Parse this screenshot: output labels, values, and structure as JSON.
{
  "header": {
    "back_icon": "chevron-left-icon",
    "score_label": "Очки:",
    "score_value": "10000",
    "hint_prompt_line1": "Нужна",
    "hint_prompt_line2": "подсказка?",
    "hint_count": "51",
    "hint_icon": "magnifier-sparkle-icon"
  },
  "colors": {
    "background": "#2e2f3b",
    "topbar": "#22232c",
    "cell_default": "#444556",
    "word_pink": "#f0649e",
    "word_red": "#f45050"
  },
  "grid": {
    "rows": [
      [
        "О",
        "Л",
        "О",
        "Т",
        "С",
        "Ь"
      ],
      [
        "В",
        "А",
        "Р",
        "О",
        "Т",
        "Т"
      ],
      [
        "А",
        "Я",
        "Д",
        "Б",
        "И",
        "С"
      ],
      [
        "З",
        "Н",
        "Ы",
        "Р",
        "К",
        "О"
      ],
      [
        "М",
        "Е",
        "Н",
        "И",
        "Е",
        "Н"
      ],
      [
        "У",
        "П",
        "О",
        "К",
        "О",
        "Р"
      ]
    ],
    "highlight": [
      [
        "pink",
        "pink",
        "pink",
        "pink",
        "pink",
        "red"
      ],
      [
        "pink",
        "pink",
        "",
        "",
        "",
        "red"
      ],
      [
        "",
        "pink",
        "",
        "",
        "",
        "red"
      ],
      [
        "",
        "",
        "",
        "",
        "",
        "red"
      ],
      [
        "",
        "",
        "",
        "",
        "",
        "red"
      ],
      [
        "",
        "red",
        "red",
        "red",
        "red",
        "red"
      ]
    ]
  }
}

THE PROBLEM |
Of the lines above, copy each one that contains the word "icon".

OUTPUT BELOW |
    "back_icon": "chevron-left-icon",
    "hint_icon": "magnifier-sparkle-icon"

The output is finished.